Veolia also fosters adaptations to the climate emergency and its consequences by towns, cities, and industries, deploying solutions such as identification of water stress risks and water recycling to limit pressure on resources. With the implementation of appropriate desalination and water reuse strategies, Veolia contributes to supplying potable water to 1 million people within the region.
By operating wastewater systems across cities in Ajman, Abu Dhabi and Al Ain, Veolia Middle East ensures safety to more than 2.8 million residents who are connected to sanitation. The optimised management of wastewater systems helps to preserve the natural environment and the biodiversity.
Food security: a challenge that calls for green strategy only
Agriculture in the UAE faces many challenges, such as water scarcity, extreme temperatures, population growth, intense urbanisation, industrialisation, and a lack of land suitable for agriculture. Despite these issues, the UAE continues to flourish, although its increasing population growth needs to be supported by a steady food supply.
All needed resources to face this challenge are already within the region. For example, untapped potential lies with the reuse of treated water, which remains largely underutilised in MENA — according to the WRI a total of 82% is not reused. This water could provide a viable source of clean water, which is key to establishing food security programs in the region. To protect water resources, Veolia is developing irrigation solutions with treated water recycling, and has developed an innovative solution based on “intelligent reuse”. This approach makes it possible to reuse wastewater for agriculture and conserve the nutrients it contains, such as nitrogen, phosphorus, or potassium, which limits the use of chemical fertilisers.
Globally, around a third of all food is wasted and the IPCC estimated that food waste contributed to nearly 10% of all man-made greenhouse gas emissions, between 2010 and 2016. Waste management companies like Veolia have an important role to play in helping to alleviate this problem.
Veolia can use sludge and organic waste to produce fertilisers and organic amendments, which achieves the loop in the circular economy. Thanks to our expertise in water and waste, we can transform bio waste into organic fertilisers and recycle wastewater sludge on compost.

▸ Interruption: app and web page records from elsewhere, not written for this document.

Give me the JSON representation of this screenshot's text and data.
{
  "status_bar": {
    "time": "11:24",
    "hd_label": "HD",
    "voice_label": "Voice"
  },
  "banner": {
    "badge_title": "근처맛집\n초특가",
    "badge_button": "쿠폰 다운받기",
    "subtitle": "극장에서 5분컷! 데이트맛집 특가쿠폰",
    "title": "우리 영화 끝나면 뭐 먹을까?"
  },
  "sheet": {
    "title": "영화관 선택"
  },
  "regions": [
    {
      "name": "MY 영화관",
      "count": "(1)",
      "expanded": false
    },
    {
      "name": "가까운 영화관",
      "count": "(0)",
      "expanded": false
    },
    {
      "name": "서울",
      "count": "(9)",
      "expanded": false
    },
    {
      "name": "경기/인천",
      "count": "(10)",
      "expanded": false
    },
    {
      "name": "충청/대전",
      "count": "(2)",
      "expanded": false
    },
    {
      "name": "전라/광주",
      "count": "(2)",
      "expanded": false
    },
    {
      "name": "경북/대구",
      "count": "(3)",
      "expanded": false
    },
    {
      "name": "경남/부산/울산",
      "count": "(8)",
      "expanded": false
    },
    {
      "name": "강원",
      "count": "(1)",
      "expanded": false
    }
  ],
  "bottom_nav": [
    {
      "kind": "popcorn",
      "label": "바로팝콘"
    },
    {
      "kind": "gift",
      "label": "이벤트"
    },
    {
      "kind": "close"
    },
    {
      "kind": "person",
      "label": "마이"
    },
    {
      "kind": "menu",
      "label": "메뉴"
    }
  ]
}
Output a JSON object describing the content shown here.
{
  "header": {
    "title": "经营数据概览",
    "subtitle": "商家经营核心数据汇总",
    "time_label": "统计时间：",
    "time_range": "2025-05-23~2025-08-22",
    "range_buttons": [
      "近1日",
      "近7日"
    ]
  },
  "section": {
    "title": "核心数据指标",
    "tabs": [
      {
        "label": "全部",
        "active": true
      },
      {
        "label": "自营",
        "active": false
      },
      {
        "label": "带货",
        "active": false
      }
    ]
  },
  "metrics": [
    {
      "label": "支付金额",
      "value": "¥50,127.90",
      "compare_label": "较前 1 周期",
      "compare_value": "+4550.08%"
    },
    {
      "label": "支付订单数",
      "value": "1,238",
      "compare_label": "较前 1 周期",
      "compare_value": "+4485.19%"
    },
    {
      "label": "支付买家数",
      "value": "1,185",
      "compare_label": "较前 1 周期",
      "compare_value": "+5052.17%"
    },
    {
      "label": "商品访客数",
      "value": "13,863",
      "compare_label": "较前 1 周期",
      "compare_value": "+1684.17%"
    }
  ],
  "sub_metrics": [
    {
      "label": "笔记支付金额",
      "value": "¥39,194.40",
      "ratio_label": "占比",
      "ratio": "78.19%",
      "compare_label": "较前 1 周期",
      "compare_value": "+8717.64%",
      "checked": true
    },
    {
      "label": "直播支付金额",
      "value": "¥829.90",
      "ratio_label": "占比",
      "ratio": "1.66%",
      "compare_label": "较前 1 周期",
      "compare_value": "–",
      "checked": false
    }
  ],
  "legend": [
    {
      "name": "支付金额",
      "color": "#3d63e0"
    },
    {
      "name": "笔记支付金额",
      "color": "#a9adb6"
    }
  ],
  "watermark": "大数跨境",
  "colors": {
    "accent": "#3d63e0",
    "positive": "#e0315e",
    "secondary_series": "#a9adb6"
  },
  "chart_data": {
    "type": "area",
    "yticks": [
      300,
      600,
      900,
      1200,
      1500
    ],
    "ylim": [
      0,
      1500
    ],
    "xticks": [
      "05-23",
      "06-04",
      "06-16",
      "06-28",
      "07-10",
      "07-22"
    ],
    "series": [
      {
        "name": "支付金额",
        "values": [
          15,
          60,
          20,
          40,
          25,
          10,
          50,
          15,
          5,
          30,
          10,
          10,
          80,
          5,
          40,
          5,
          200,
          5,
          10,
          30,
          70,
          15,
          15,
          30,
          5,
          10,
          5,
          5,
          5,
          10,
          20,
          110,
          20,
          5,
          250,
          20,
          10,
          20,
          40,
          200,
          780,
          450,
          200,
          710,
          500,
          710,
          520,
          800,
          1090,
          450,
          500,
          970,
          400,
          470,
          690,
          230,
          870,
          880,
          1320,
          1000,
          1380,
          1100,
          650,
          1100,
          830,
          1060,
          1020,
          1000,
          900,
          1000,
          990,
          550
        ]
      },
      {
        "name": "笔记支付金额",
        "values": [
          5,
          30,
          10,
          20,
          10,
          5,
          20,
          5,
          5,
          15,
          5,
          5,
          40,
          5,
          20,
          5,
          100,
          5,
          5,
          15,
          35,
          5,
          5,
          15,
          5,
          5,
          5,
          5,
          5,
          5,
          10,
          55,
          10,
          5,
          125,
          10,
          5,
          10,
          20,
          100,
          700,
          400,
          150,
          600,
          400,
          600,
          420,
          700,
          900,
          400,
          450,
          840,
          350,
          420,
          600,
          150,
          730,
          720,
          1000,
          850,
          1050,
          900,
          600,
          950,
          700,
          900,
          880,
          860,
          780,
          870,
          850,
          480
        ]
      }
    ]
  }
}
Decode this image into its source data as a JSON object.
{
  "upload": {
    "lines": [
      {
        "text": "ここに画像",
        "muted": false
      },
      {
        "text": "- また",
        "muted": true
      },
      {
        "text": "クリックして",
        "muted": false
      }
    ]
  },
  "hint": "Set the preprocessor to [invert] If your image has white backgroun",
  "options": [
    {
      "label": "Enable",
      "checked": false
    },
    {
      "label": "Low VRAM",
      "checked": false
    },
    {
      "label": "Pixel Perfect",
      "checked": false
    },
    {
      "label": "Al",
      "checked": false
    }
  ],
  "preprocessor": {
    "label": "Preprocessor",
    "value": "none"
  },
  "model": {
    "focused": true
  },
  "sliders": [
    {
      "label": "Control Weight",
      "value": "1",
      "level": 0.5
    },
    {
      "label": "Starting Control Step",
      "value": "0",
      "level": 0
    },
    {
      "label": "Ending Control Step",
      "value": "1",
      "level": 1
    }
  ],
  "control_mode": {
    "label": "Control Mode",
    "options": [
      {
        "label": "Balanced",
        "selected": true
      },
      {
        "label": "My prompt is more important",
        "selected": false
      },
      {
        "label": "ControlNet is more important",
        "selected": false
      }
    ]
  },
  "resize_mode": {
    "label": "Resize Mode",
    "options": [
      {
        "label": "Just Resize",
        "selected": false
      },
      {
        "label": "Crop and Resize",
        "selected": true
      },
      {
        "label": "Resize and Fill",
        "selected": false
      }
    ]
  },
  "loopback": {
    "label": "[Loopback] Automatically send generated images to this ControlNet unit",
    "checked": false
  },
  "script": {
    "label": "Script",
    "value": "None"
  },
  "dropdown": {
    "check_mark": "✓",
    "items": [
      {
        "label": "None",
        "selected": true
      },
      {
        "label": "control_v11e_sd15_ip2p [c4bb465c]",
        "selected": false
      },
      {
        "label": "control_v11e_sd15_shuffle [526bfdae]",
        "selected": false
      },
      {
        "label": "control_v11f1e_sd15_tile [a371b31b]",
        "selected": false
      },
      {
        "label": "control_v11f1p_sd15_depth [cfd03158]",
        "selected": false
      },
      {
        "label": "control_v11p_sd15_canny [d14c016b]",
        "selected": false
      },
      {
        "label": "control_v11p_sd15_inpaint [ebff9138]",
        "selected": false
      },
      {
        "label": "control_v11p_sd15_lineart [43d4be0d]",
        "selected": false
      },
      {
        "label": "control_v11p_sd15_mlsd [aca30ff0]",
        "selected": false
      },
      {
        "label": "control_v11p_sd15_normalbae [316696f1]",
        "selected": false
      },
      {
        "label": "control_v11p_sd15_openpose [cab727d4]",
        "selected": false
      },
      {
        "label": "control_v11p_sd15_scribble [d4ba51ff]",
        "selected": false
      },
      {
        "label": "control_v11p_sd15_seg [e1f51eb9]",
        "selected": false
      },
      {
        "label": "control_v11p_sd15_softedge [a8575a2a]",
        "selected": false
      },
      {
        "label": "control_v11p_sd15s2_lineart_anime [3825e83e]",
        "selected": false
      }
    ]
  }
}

Create the green loop of plastic in the UAE
In Abu Dhabi and Dubai, more than 900,000 metric tonnes of plastic resin are used annually, with consumer packaging representing 45% of plastic used in the UAE. This is a colossal issue as most plastics do not just ‘go away’, they end up in our seas and oceans, taking hundreds of years to degrade.
By enhancing its commitment towards improving sustainable development in the UAE and widely across the Middle East, Veolia plays an active role by raising awareness to current and future generations about the environmental challenges, such as decreasing the amount of waste generated in the region, by spreading the recycling reflex. Recycling is a cornerstone of the circular economy, where others see problems, Veolia sees resources and beautiful projects that can materialise from waste.
Initiatives can be taken to help citizens limit throwing waste, and encourage people to segregate waste to ease recycling. To support this approach, Veolia has launched in Abu Dhabi the UAE’s first free-of-charge digital service to collect recyclables and to incentivize responsible behaviour, called Recapp. The app offers an on-demand, free of charge, door-to-door collection service for recyclable material such as plastic bottles and aluminium cans.